((

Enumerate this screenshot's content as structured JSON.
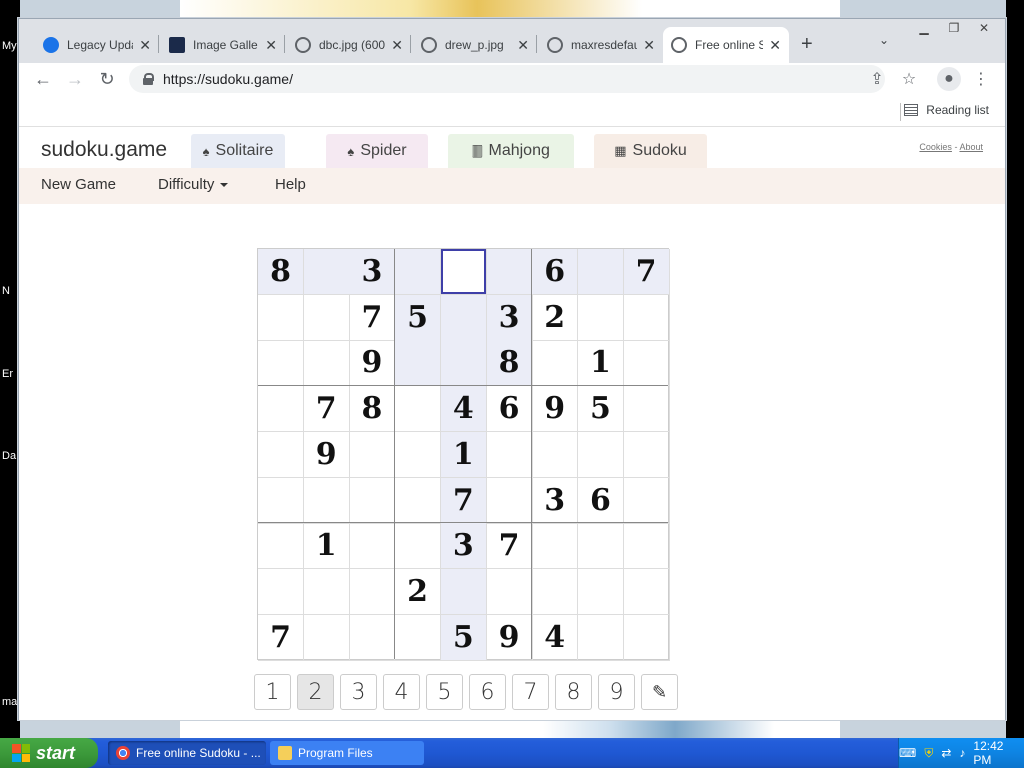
{
  "desktop": {
    "icon_labels": [
      "My",
      "N",
      "Er",
      "Da",
      "ma"
    ]
  },
  "browser": {
    "tabs": [
      {
        "title": "Legacy Upda",
        "favicon": "globe-blue-icon"
      },
      {
        "title": "Image Galle",
        "favicon": "image-gallery-icon"
      },
      {
        "title": "dbc.jpg (600",
        "favicon": "globe-icon"
      },
      {
        "title": "drew_p.jpg",
        "favicon": "globe-icon"
      },
      {
        "title": "maxresdefau",
        "favicon": "globe-icon"
      },
      {
        "title": "Free online S",
        "favicon": "globe-icon",
        "active": true
      }
    ],
    "url": "https://sudoku.game/",
    "reading_list_label": "Reading list"
  },
  "site": {
    "title": "sudoku.game",
    "game_tabs": [
      {
        "label": "Solitaire",
        "icon": "spade-icon",
        "color": "#e8ecf5"
      },
      {
        "label": "Spider",
        "icon": "spade-icon",
        "color": "#f5e9f2"
      },
      {
        "label": "Mahjong",
        "icon": "mahjong-icon",
        "color": "#eaf4e6"
      },
      {
        "label": "Sudoku",
        "icon": "grid-icon",
        "color": "#f7ede6"
      }
    ],
    "cookies_label": "Cookies",
    "about_label": "About",
    "links_separator": "-",
    "menu": {
      "new_game": "New Game",
      "difficulty": "Difficulty",
      "help": "Help"
    }
  },
  "sudoku": {
    "grid": [
      [
        "8",
        "",
        "3",
        "",
        "",
        "",
        "6",
        "",
        "7"
      ],
      [
        "",
        "",
        "7",
        "5",
        "",
        "3",
        "2",
        "",
        ""
      ],
      [
        "",
        "",
        "9",
        "",
        "",
        "8",
        "",
        "1",
        ""
      ],
      [
        "",
        "7",
        "8",
        "",
        "4",
        "6",
        "9",
        "5",
        ""
      ],
      [
        "",
        "9",
        "",
        "",
        "1",
        "",
        "",
        "",
        ""
      ],
      [
        "",
        "",
        "",
        "",
        "7",
        "",
        "3",
        "6",
        ""
      ],
      [
        "",
        "1",
        "",
        "",
        "3",
        "7",
        "",
        "",
        ""
      ],
      [
        "",
        "",
        "",
        "2",
        "",
        "",
        "",
        "",
        ""
      ],
      [
        "7",
        "",
        "",
        "",
        "5",
        "9",
        "4",
        "",
        ""
      ]
    ],
    "selected_cell": {
      "row": 1,
      "col": 5
    },
    "selection_color": "#3e3fa8",
    "shade_color": "#ebedf7",
    "numpad": [
      "1",
      "2",
      "3",
      "4",
      "5",
      "6",
      "7",
      "8",
      "9"
    ],
    "numpad_hovered": "2",
    "notes_button_icon": "pencil-edit-icon"
  },
  "taskbar": {
    "start_label": "start",
    "tasks": [
      {
        "label": "Free online Sudoku - ...",
        "icon": "chrome-icon",
        "active": true
      },
      {
        "label": "Program Files",
        "icon": "folder-icon",
        "active": false
      }
    ],
    "clock": "12:42 PM"
  }
}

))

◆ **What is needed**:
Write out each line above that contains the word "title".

◆ **Solution**:
        "title": "Legacy Upda",
        "title": "Image Galle",
        "title": "dbc.jpg (600",
        "title": "drew_p.jpg",
        "title": "maxresdefau",
        "title": "Free online S",
    "title": "sudoku.game",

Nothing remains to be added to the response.